Assigned task:
Exact copies of all the entries are required, and no pictures should appear in them.

[Data records for software interfaces]
# # #

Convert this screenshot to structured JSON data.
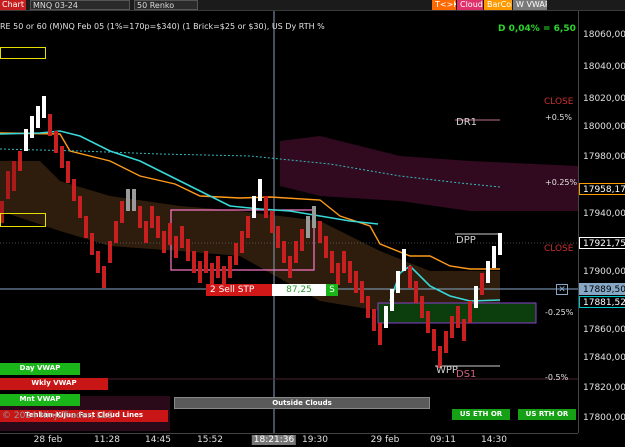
{
  "toolbar": {
    "chart_label": "Chart",
    "instrument": "MNQ 03-24",
    "bar_type": "50 Renko",
    "buttons": [
      {
        "label": "T<>K",
        "color": "#ff6a00"
      },
      {
        "label": "Cloud",
        "color": "#e0306b"
      },
      {
        "label": "BarCol",
        "color": "#ff9900"
      },
      {
        "label": "W VWAP",
        "color": "#7a7a7a"
      }
    ]
  },
  "chart": {
    "info_line": "RE 50 or 60 (M)NQ Feb 05 (1%=170p=$340) (1 Brick=$25 or $30), US Dy RTH %",
    "change": "D 0,04% = 6,50",
    "price_labels": {
      "close_upper": "CLOSE",
      "plus_0_5": "+0.5%",
      "plus_0_25": "+0.25%",
      "close_lower": "CLOSE",
      "minus_0_25": "-0.25%",
      "minus_0_5": "-0.5%",
      "dr1": "DR1",
      "dpp": "DPP",
      "ds1": "DS1",
      "wpp": "WPP"
    },
    "sell_stop": {
      "label": "2  Sell STP",
      "value": "87,25",
      "badge": "S"
    },
    "outside_clouds": "Outside Clouds",
    "copyright": "© 2024 NinjaTrader, LLC",
    "legend": [
      {
        "label": "Day VWAP",
        "color": "#19b519"
      },
      {
        "label": "Wkly VWAP",
        "color": "#c81515"
      },
      {
        "label": "Mnt VWAP",
        "color": "#19b519"
      },
      {
        "label": "Tenkan-Kijun Fast Cloud Lines",
        "color": "#c81515"
      }
    ],
    "session_buttons": [
      {
        "label": "US ETH OR",
        "color": "#15a015"
      },
      {
        "label": "US RTH OR",
        "color": "#15a015"
      }
    ]
  },
  "y_axis": {
    "ticks": [
      "18060,00",
      "18040,00",
      "18020,00",
      "18000,00",
      "17980,00",
      "17940,00",
      "17900,00",
      "17860,00",
      "17840,00",
      "17820,00",
      "17800,00"
    ],
    "labels": [
      {
        "text": "17958,17",
        "bg": "#000000",
        "fg": "#ffffff",
        "border": "#ff9900"
      },
      {
        "text": "17921,75",
        "bg": "#000000",
        "fg": "#ffffff",
        "border": "#ffffff"
      },
      {
        "text": "17889,50",
        "bg": "#87a7c7",
        "fg": "#000000",
        "border": "#87a7c7"
      },
      {
        "text": "17881,52",
        "bg": "#000000",
        "fg": "#ffffff",
        "border": "#00c8c8"
      }
    ]
  },
  "x_axis": {
    "ticks": [
      "28 feb",
      "11:28",
      "14:45",
      "15:52",
      "18:21:36",
      "19:30",
      "29 feb",
      "09:11",
      "14:30"
    ]
  }
}
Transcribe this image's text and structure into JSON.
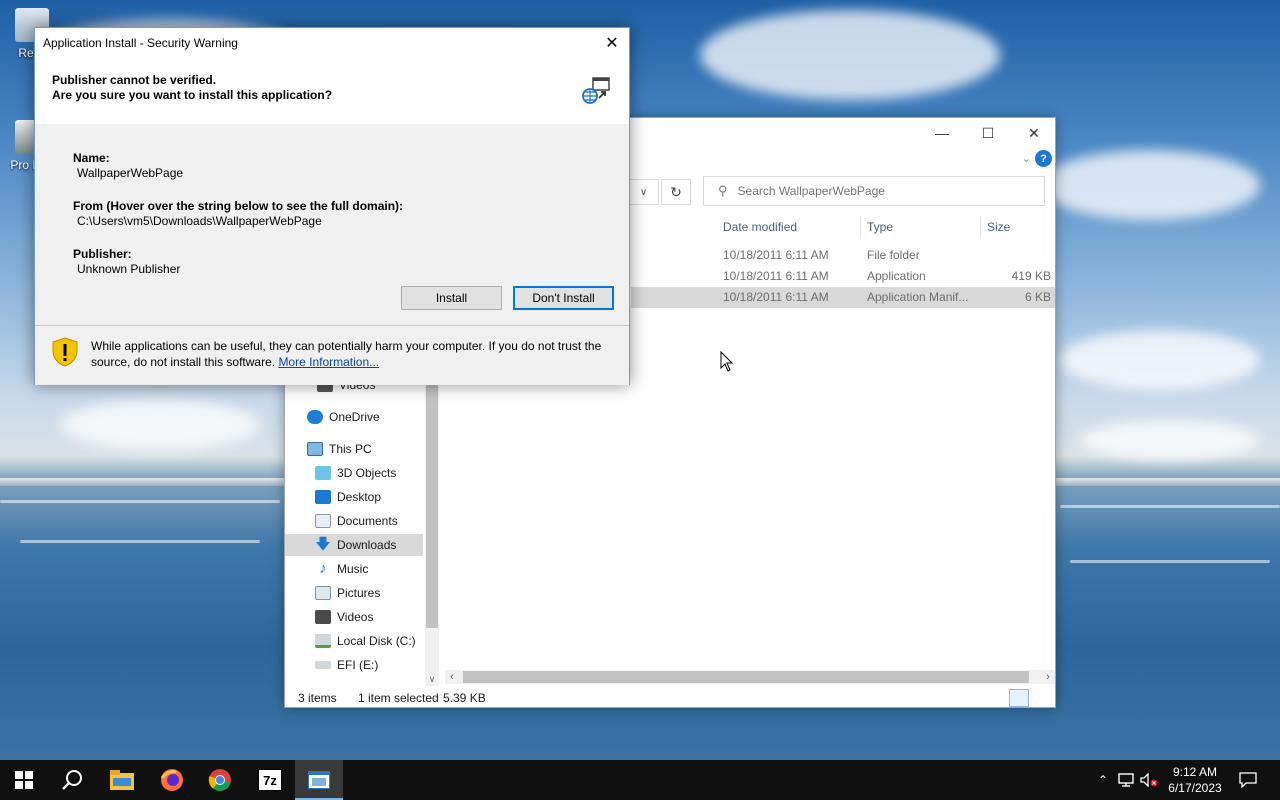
{
  "desktop": {
    "icons": [
      {
        "label": "Recy"
      },
      {
        "label": "Pro Hac"
      }
    ]
  },
  "explorer": {
    "search": {
      "placeholder": "Search WallpaperWebPage"
    },
    "columns": [
      "Date modified",
      "Type",
      "Size"
    ],
    "files": [
      {
        "date": "10/18/2011 6:11 AM",
        "type": "File folder",
        "size": ""
      },
      {
        "date": "10/18/2011 6:11 AM",
        "type": "Application",
        "size": "419 KB"
      },
      {
        "date": "10/18/2011 6:11 AM",
        "type": "Application Manif...",
        "size": "6 KB"
      }
    ],
    "nav": [
      {
        "label": "Videos"
      },
      {
        "label": "OneDrive"
      },
      {
        "label": "This PC"
      },
      {
        "label": "3D Objects"
      },
      {
        "label": "Desktop"
      },
      {
        "label": "Documents"
      },
      {
        "label": "Downloads"
      },
      {
        "label": "Music"
      },
      {
        "label": "Pictures"
      },
      {
        "label": "Videos"
      },
      {
        "label": "Local Disk (C:)"
      },
      {
        "label": "EFI (E:)"
      }
    ],
    "status": {
      "items": "3 items",
      "selected": "1 item selected",
      "size": "5.39 KB"
    }
  },
  "dialog": {
    "title": "Application Install - Security Warning",
    "header_line1": "Publisher cannot be verified.",
    "header_line2": "Are you sure you want to install this application?",
    "name_label": "Name:",
    "name_value": "WallpaperWebPage",
    "from_label": "From (Hover over the string below to see the full domain):",
    "from_value": "C:\\Users\\vm5\\Downloads\\WallpaperWebPage",
    "publisher_label": "Publisher:",
    "publisher_value": "Unknown Publisher",
    "install_button": "Install",
    "dont_install_button": "Don't Install",
    "warning_text": "While applications can be useful, they can potentially harm your computer. If you do not trust the source, do not install this software.",
    "more_info_link": "More Information..."
  },
  "taskbar": {
    "apps": [
      "start-icon",
      "search-icon",
      "file-explorer-icon",
      "firefox-icon",
      "chrome-icon",
      "7zip-icon",
      "installer-icon"
    ],
    "sevenzip_label": "7z",
    "clock_time": "9:12 AM",
    "clock_date": "6/17/2023"
  },
  "colors": {
    "accent": "#0078d7",
    "selection": "#d9d9d9",
    "link": "#0645ad",
    "taskbar": "#101010"
  }
}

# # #

Answer for the task:
Convert this screenshot to structured JSON data.
{
  "toolbar": {
    "chart_label": "Chart",
    "instrument": "MNQ 03-24",
    "bar_type": "50 Renko",
    "buttons": [
      {
        "label": "T<>K",
        "color": "#ff6a00"
      },
      {
        "label": "Cloud",
        "color": "#e0306b"
      },
      {
        "label": "BarCol",
        "color": "#ff9900"
      },
      {
        "label": "W VWAP",
        "color": "#7a7a7a"
      }
    ]
  },
  "chart": {
    "info_line": "RE 50 or 60 (M)NQ Feb 05 (1%=170p=$340) (1 Brick=$25 or $30), US Dy RTH %",
    "change": "D 0,04% = 6,50",
    "price_labels": {
      "close_upper": "CLOSE",
      "plus_0_5": "+0.5%",
      "plus_0_25": "+0.25%",
      "close_lower": "CLOSE",
      "minus_0_25": "-0.25%",
      "minus_0_5": "-0.5%",
      "dr1": "DR1",
      "dpp": "DPP",
      "ds1": "DS1",
      "wpp": "WPP"
    },
    "sell_stop": {
      "label": "2  Sell STP",
      "value": "87,25",
      "badge": "S"
    },
    "outside_clouds": "Outside Clouds",
    "copyright": "© 2024 NinjaTrader, LLC",
    "legend": [
      {
        "label": "Day VWAP",
        "color": "#19b519"
      },
      {
        "label": "Wkly VWAP",
        "color": "#c81515"
      },
      {
        "label": "Mnt VWAP",
        "color": "#19b519"
      },
      {
        "label": "Tenkan-Kijun Fast Cloud Lines",
        "color": "#c81515"
      }
    ],
    "session_buttons": [
      {
        "label": "US ETH OR",
        "color": "#15a015"
      },
      {
        "label": "US RTH OR",
        "color": "#15a015"
      }
    ]
  },
  "y_axis": {
    "ticks": [
      "18060,00",
      "18040,00",
      "18020,00",
      "18000,00",
      "17980,00",
      "17940,00",
      "17900,00",
      "17860,00",
      "17840,00",
      "17820,00",
      "17800,00"
    ],
    "labels": [
      {
        "text": "17958,17",
        "bg": "#000000",
        "fg": "#ffffff",
        "border": "#ff9900"
      },
      {
        "text": "17921,75",
        "bg": "#000000",
        "fg": "#ffffff",
        "border": "#ffffff"
      },
      {
        "text": "17889,50",
        "bg": "#87a7c7",
        "fg": "#000000",
        "border": "#87a7c7"
      },
      {
        "text": "17881,52",
        "bg": "#000000",
        "fg": "#ffffff",
        "border": "#00c8c8"
      }
    ]
  },
  "x_axis": {
    "ticks": [
      "28 feb",
      "11:28",
      "14:45",
      "15:52",
      "18:21:36",
      "19:30",
      "29 feb",
      "09:11",
      "14:30"
    ]
  }
}
Transcribe this image's text and structure into JSON.
{
  "desktop": {
    "icons": [
      {
        "label": "Recy"
      },
      {
        "label": "Pro Hac"
      }
    ]
  },
  "explorer": {
    "search": {
      "placeholder": "Search WallpaperWebPage"
    },
    "columns": [
      "Date modified",
      "Type",
      "Size"
    ],
    "files": [
      {
        "date": "10/18/2011 6:11 AM",
        "type": "File folder",
        "size": ""
      },
      {
        "date": "10/18/2011 6:11 AM",
        "type": "Application",
        "size": "419 KB"
      },
      {
        "date": "10/18/2011 6:11 AM",
        "type": "Application Manif...",
        "size": "6 KB"
      }
    ],
    "nav": [
      {
        "label": "Videos"
      },
      {
        "label": "OneDrive"
      },
      {
        "label": "This PC"
      },
      {
        "label": "3D Objects"
      },
      {
        "label": "Desktop"
      },
      {
        "label": "Documents"
      },
      {
        "label": "Downloads"
      },
      {
        "label": "Music"
      },
      {
        "label": "Pictures"
      },
      {
        "label": "Videos"
      },
      {
        "label": "Local Disk (C:)"
      },
      {
        "label": "EFI (E:)"
      }
    ],
    "status": {
      "items": "3 items",
      "selected": "1 item selected",
      "size": "5.39 KB"
    }
  },
  "dialog": {
    "title": "Application Install - Security Warning",
    "header_line1": "Publisher cannot be verified.",
    "header_line2": "Are you sure you want to install this application?",
    "name_label": "Name:",
    "name_value": "WallpaperWebPage",
    "from_label": "From (Hover over the string below to see the full domain):",
    "from_value": "C:\\Users\\vm5\\Downloads\\WallpaperWebPage",
    "publisher_label": "Publisher:",
    "publisher_value": "Unknown Publisher",
    "install_button": "Install",
    "dont_install_button": "Don't Install",
    "warning_text": "While applications can be useful, they can potentially harm your computer. If you do not trust the source, do not install this software.",
    "more_info_link": "More Information..."
  },
  "taskbar": {
    "apps": [
      "start-icon",
      "search-icon",
      "file-explorer-icon",
      "firefox-icon",
      "chrome-icon",
      "7zip-icon",
      "installer-icon"
    ],
    "sevenzip_label": "7z",
    "clock_time": "9:12 AM",
    "clock_date": "6/17/2023"
  },
  "colors": {
    "accent": "#0078d7",
    "selection": "#d9d9d9",
    "link": "#0645ad",
    "taskbar": "#101010"
  }
}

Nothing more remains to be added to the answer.